Estates are stuck in a morass of complicated rules when it comes to taxation, and the taxes often overlap. The Internal Revenue Service levies an estate tax on the overall value of a decedent's assets and property, and then both the IRS and some states will take a bite of estate disbursements under some circumstances as well.
In addition to estate taxes, a handful of states impose an additional levy called an inheritance tax on specific items of a decedent's property. This tax is payable by beneficiaries when assets pass to them from the decedent's estate in seven states: Indiana, Kentucky, New Jersey, Pennsylvania, Nebraska, Iowa and Maryland. Although Tennessee's statutes include provisions for an "inheritance" tax, it's actually an estate tax – the government does not tax specific bequests or disbursements from the estate. Many beneficiaries are exempt from inheritance taxes because of their relationship to the decedent. For example, spouses typically don't have to pay it, but unrelated individuals or distant relatives usually do.

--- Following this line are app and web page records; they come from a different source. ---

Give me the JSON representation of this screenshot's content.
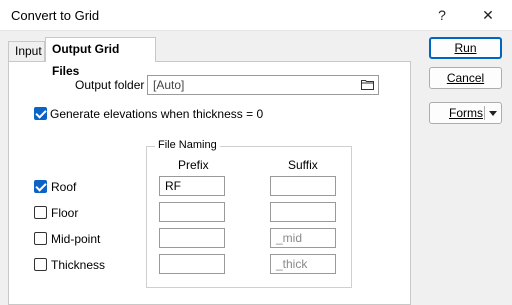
{
  "window": {
    "title": "Convert to Grid",
    "help": "?",
    "close": "✕"
  },
  "tabs": [
    {
      "label": "Input"
    },
    {
      "label": "Output Grid Files"
    }
  ],
  "output": {
    "folder_label": "Output folder",
    "folder_value": "[Auto]",
    "generate_label": "Generate elevations when thickness = 0",
    "generate_checked": true
  },
  "file_naming": {
    "legend": "File Naming",
    "prefix_header": "Prefix",
    "suffix_header": "Suffix",
    "rows": [
      {
        "label": "Roof",
        "checked": true,
        "prefix": "RF",
        "suffix": ""
      },
      {
        "label": "Floor",
        "checked": false,
        "prefix": "",
        "suffix": ""
      },
      {
        "label": "Mid-point",
        "checked": false,
        "prefix": "",
        "suffix_placeholder": "_mid"
      },
      {
        "label": "Thickness",
        "checked": false,
        "prefix": "",
        "suffix_placeholder": "_thick"
      }
    ]
  },
  "buttons": {
    "run": "Run",
    "cancel": "Cancel",
    "forms": "Forms"
  }
}
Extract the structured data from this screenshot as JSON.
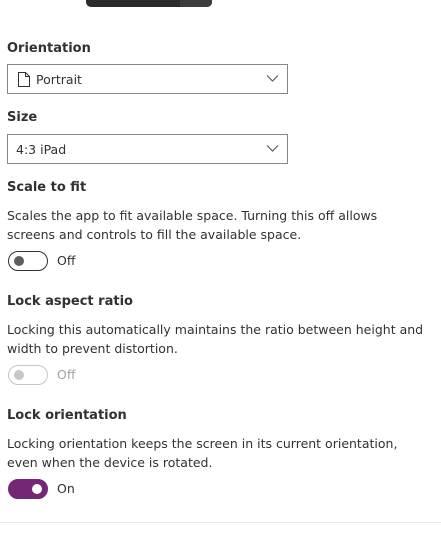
{
  "orientation": {
    "label": "Orientation",
    "value": "Portrait",
    "icon": "page-icon"
  },
  "size": {
    "label": "Size",
    "value": "4:3 iPad"
  },
  "scale_to_fit": {
    "label": "Scale to fit",
    "description": "Scales the app to fit available space. Turning this off allows screens and controls to fill the available space.",
    "state": "Off",
    "enabled": true
  },
  "lock_aspect_ratio": {
    "label": "Lock aspect ratio",
    "description": "Locking this automatically maintains the ratio between height and width to prevent distortion.",
    "state": "Off",
    "enabled": false
  },
  "lock_orientation": {
    "label": "Lock orientation",
    "description": "Locking orientation keeps the screen in its current orientation, even when the device is rotated.",
    "state": "On",
    "enabled": true
  },
  "colors": {
    "accent": "#742774",
    "border": "#8a8886",
    "disabled": "#c8c6c4"
  }
}
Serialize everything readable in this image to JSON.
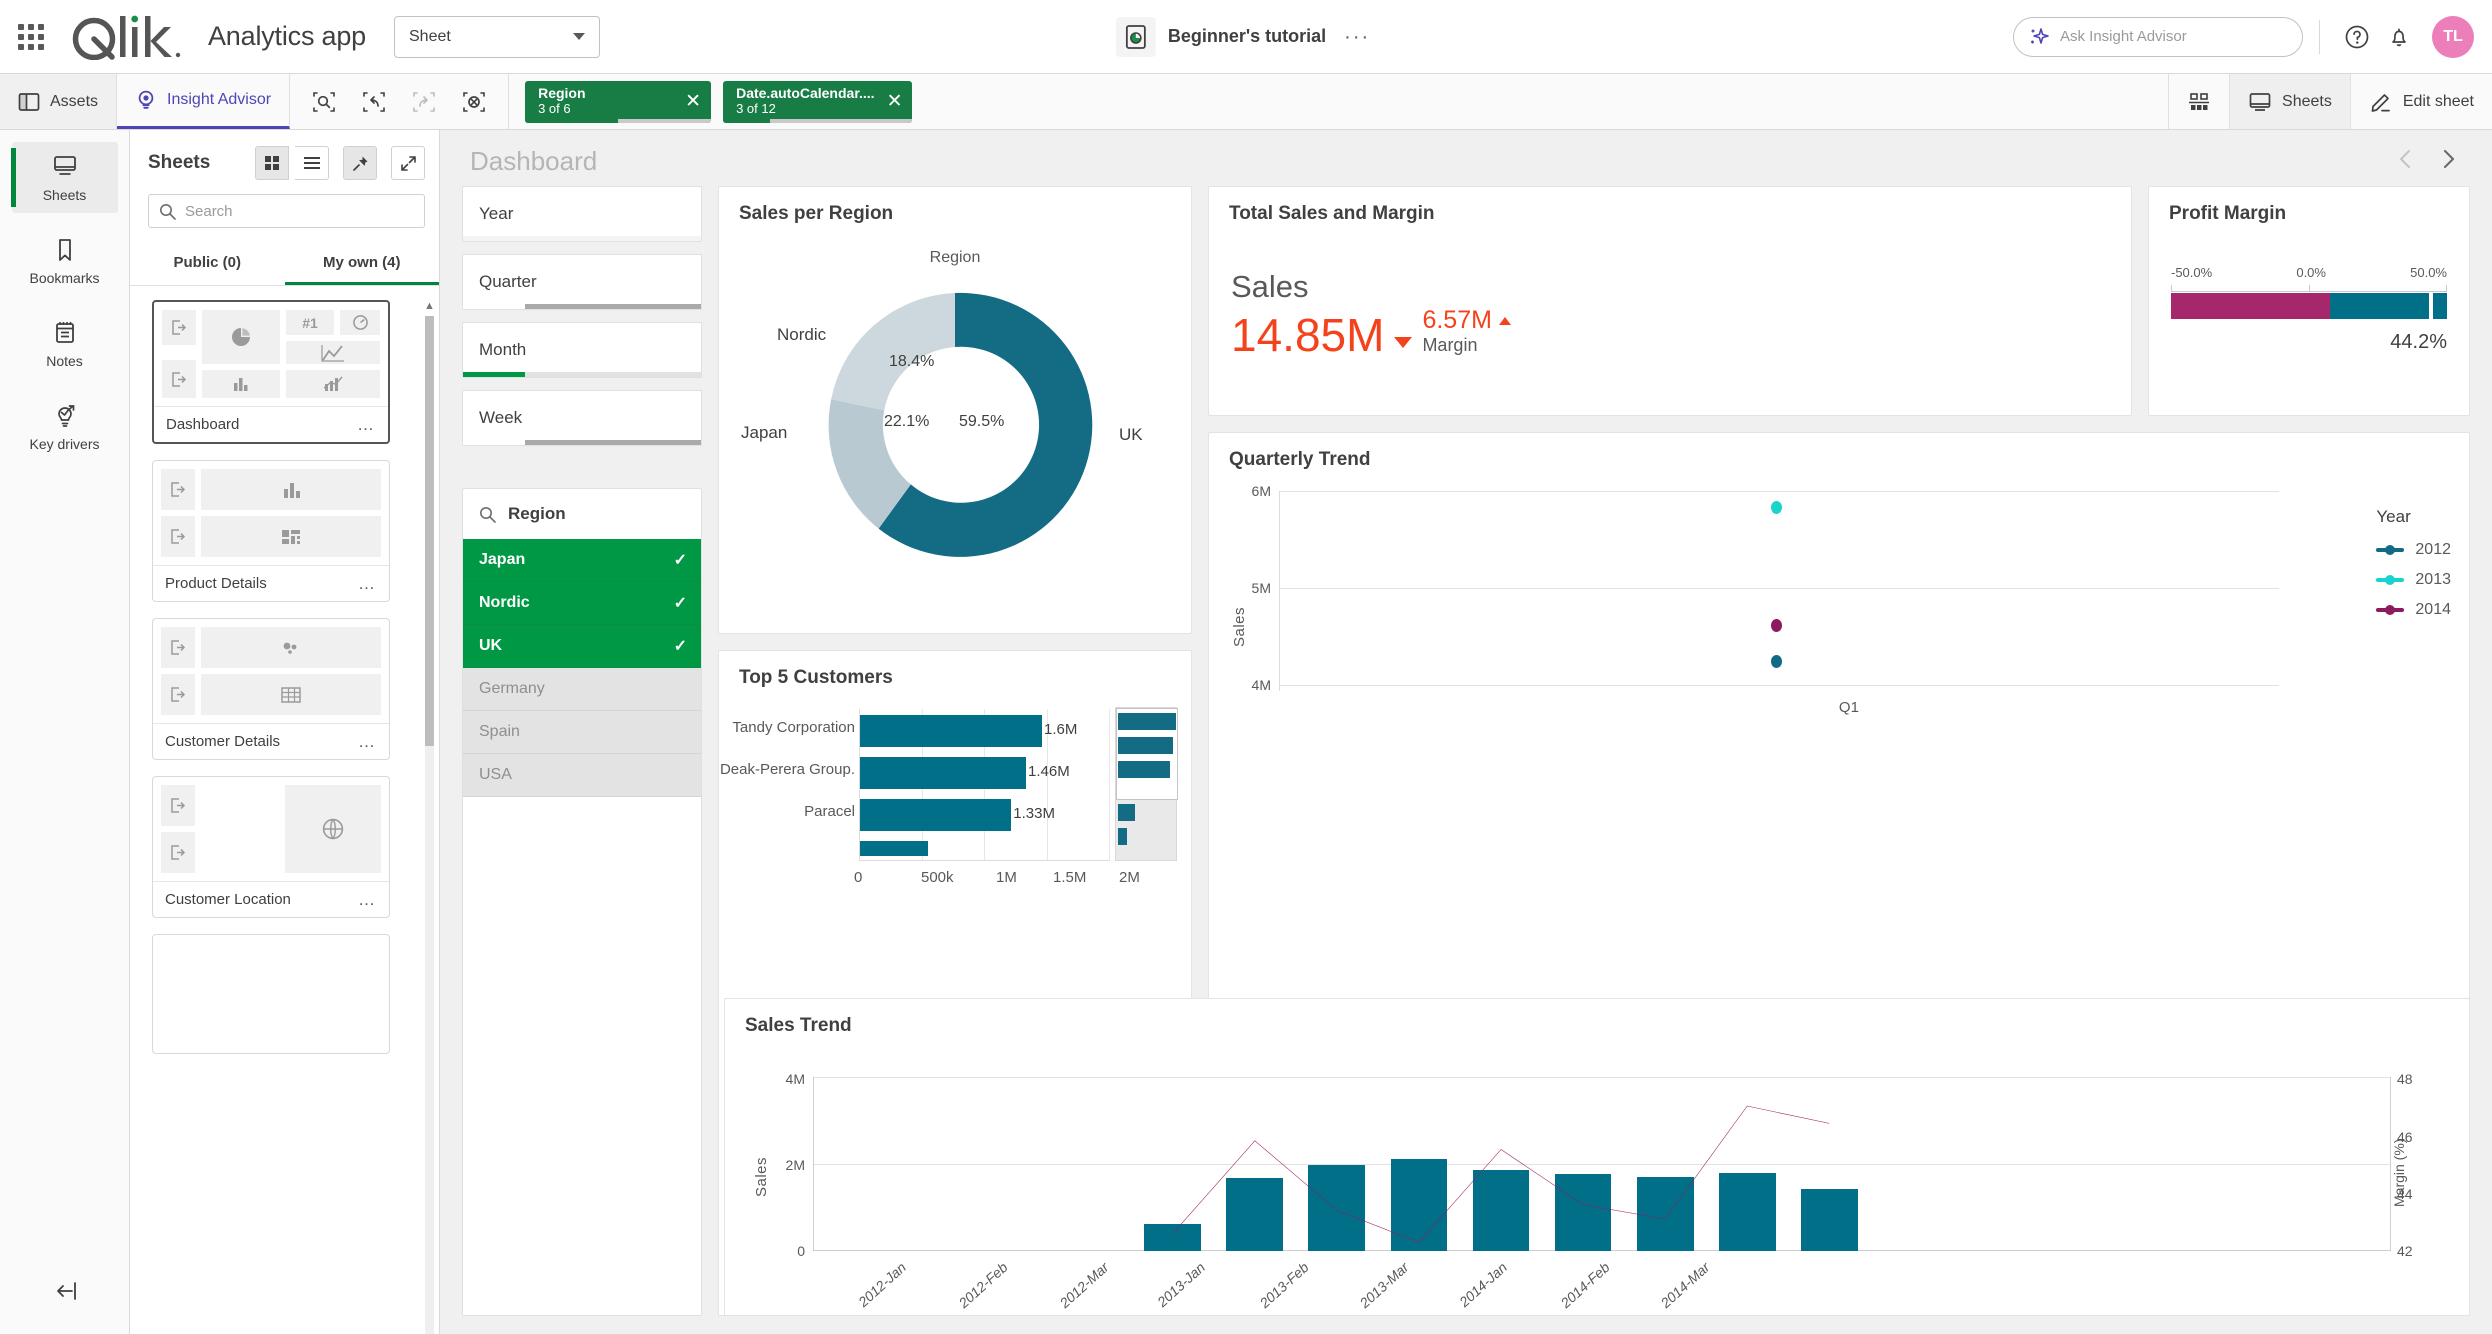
{
  "header": {
    "app_title": "Analytics app",
    "sheet_select_label": "Sheet",
    "doc_name": "Beginner's tutorial",
    "more_label": "···",
    "ask_placeholder": "Ask Insight Advisor",
    "avatar_initials": "TL"
  },
  "toolbar": {
    "assets_label": "Assets",
    "insight_advisor_label": "Insight Advisor",
    "sheets_label": "Sheets",
    "edit_sheet_label": "Edit sheet",
    "chips": [
      {
        "name": "Region",
        "sub": "3 of 6",
        "fill_pct": 50
      },
      {
        "name": "Date.autoCalendar....",
        "sub": "3 of 12",
        "fill_pct": 25
      }
    ]
  },
  "rail": {
    "items": [
      {
        "label": "Sheets",
        "icon": "sheets-icon",
        "active": true
      },
      {
        "label": "Bookmarks",
        "icon": "bookmark-icon",
        "active": false
      },
      {
        "label": "Notes",
        "icon": "notes-icon",
        "active": false
      },
      {
        "label": "Key drivers",
        "icon": "key-drivers-icon",
        "active": false
      }
    ],
    "collapse_label": "collapse-panel-icon"
  },
  "sheets_panel": {
    "title": "Sheets",
    "search_placeholder": "Search",
    "tabs": [
      {
        "label": "Public (0)",
        "active": false
      },
      {
        "label": "My own (4)",
        "active": true
      }
    ],
    "cards": [
      {
        "name": "Dashboard",
        "selected": true
      },
      {
        "name": "Product Details",
        "selected": false
      },
      {
        "name": "Customer Details",
        "selected": false
      },
      {
        "name": "Customer Location",
        "selected": false
      }
    ]
  },
  "sheet": {
    "name": "Dashboard",
    "prev_label": "‹",
    "next_label": "›"
  },
  "filters": [
    {
      "label": "Year",
      "fill_pct": 0,
      "state": "none"
    },
    {
      "label": "Quarter",
      "fill_pct": 26,
      "state": "alt"
    },
    {
      "label": "Month",
      "fill_pct": 26,
      "state": "selected"
    },
    {
      "label": "Week",
      "fill_pct": 26,
      "state": "alt"
    }
  ],
  "listbox": {
    "field": "Region",
    "rows": [
      {
        "value": "Japan",
        "state": "selected"
      },
      {
        "value": "Nordic",
        "state": "selected"
      },
      {
        "value": "UK",
        "state": "selected"
      },
      {
        "value": "Germany",
        "state": "excluded"
      },
      {
        "value": "Spain",
        "state": "excluded"
      },
      {
        "value": "USA",
        "state": "excluded"
      }
    ],
    "check_glyph": "✓"
  },
  "kpi": {
    "title": "Total Sales and Margin",
    "measure_label": "Sales",
    "value": "14.85M",
    "secondary_value": "6.57M",
    "secondary_label": "Margin"
  },
  "gauge": {
    "title": "Profit Margin",
    "ticks": [
      "-50.0%",
      "0.0%",
      "50.0%"
    ],
    "value_label": "44.2%"
  },
  "chart_data": [
    {
      "type": "pie",
      "title": "Sales per Region",
      "dimension_label": "Region",
      "labels": [
        "UK",
        "Japan",
        "Nordic"
      ],
      "values": [
        59.5,
        22.1,
        18.4
      ],
      "value_labels": [
        "59.5%",
        "22.1%",
        "18.4%"
      ],
      "colors": [
        "#136c84",
        "#b9c9d2",
        "#c9d5dc"
      ],
      "legend": "off",
      "donut": true
    },
    {
      "type": "bar",
      "title": "Top 5 Customers",
      "orientation": "horizontal",
      "categories": [
        "Tandy Corporation",
        "Deak-Perera Group.",
        "Paracel",
        ""
      ],
      "values": [
        1600000,
        1460000,
        1330000,
        600000
      ],
      "value_labels": [
        "1.6M",
        "1.46M",
        "1.33M",
        ""
      ],
      "xlabel": "",
      "ylabel": "",
      "xlim": [
        0,
        2200000
      ],
      "xticks": [
        "0",
        "500k",
        "1M",
        "1.5M",
        "2M"
      ],
      "color": "#136c84",
      "grid": true
    },
    {
      "type": "scatter",
      "title": "Quarterly Trend",
      "xlabel": "",
      "ylabel": "Sales",
      "xticks": [
        "Q1"
      ],
      "yticks": [
        "4M",
        "5M",
        "6M"
      ],
      "ylim": [
        4000000,
        6000000
      ],
      "legend_title": "Year",
      "series": [
        {
          "name": "2012",
          "color": "#126b84",
          "x": [
            "Q1"
          ],
          "values": [
            4320000
          ]
        },
        {
          "name": "2013",
          "color": "#19d3cd",
          "x": [
            "Q1"
          ],
          "values": [
            5790000
          ]
        },
        {
          "name": "2014",
          "color": "#8c1b5e",
          "x": [
            "Q1"
          ],
          "values": [
            4630000
          ]
        }
      ]
    },
    {
      "type": "bar",
      "title": "Sales Trend",
      "categories": [
        "2012-Jan",
        "2012-Feb",
        "2012-Mar",
        "2013-Jan",
        "2013-Feb",
        "2013-Mar",
        "2014-Jan",
        "2014-Feb",
        "2014-Mar"
      ],
      "ylabel": "Sales",
      "yticks": [
        "0",
        "2M",
        "4M"
      ],
      "ylim": [
        0,
        4000000
      ],
      "bar_color": "#0d6e87",
      "values": [
        620000,
        1700000,
        1990000,
        2130000,
        1880000,
        1790000,
        1720000,
        1800000,
        1430000
      ],
      "series": [
        {
          "name": "Margin (%)",
          "type": "line",
          "color": "#9b1b60",
          "axis": "right",
          "ylabel": "Margin (%)",
          "yticks": [
            "42",
            "44",
            "46",
            "48"
          ],
          "ylim": [
            42,
            48
          ],
          "values": [
            42.6,
            45.8,
            43.4,
            42.3,
            45.5,
            43.6,
            43.1,
            47.0,
            46.4
          ]
        }
      ]
    }
  ]
}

Most estate disbursements are not subject to income tax, including cash – provided it's bequeathed according to the terms of the decedent's will, through his probate estate. Cash received from a trust is income to the beneficiary, however. When a trust makes disbursements, the trustee must issue a Schedule K-1 to each beneficiary, showing how much was received. The beneficiary must include this income on his personal tax return, and the trust receives a deduction on its income tax return for the same amount.
Income in Respect of a Decedent
Income in respect of a decedent is one of the more complicated aspects of tax law. This is income the decedent earned or was entitled to before his death, but he did not actually receive it before he died. The executor of the estate can include this income on the estate's income tax return, but not on the decedent's final tax return. If the executor doesn't do this, the beneficiary of the income-producing asset must pay taxes on the money. This is usually the case when assets pass directly to a named beneficiary without becoming part of the decedent's probate estate, such as annuities or savings bonds.
Capital Gains Tax
You may be liable for capital gains tax if the decedent's estate disburses property to you and you decide to sell it. Your taxable gain is the difference between what you sold the inheritance for and its fair market value at the time of the decedent's death – you don't also inherit his tax basis, which is whatever he initially paid for the asset. If you sell relatively quickly, before the property appreciates, you might not realize a gain.
Beverly Bird has been writing professionally for over 30 years. She specializes in personal finance and w, bankruptcy, and she writes as the tax expert for The Balance.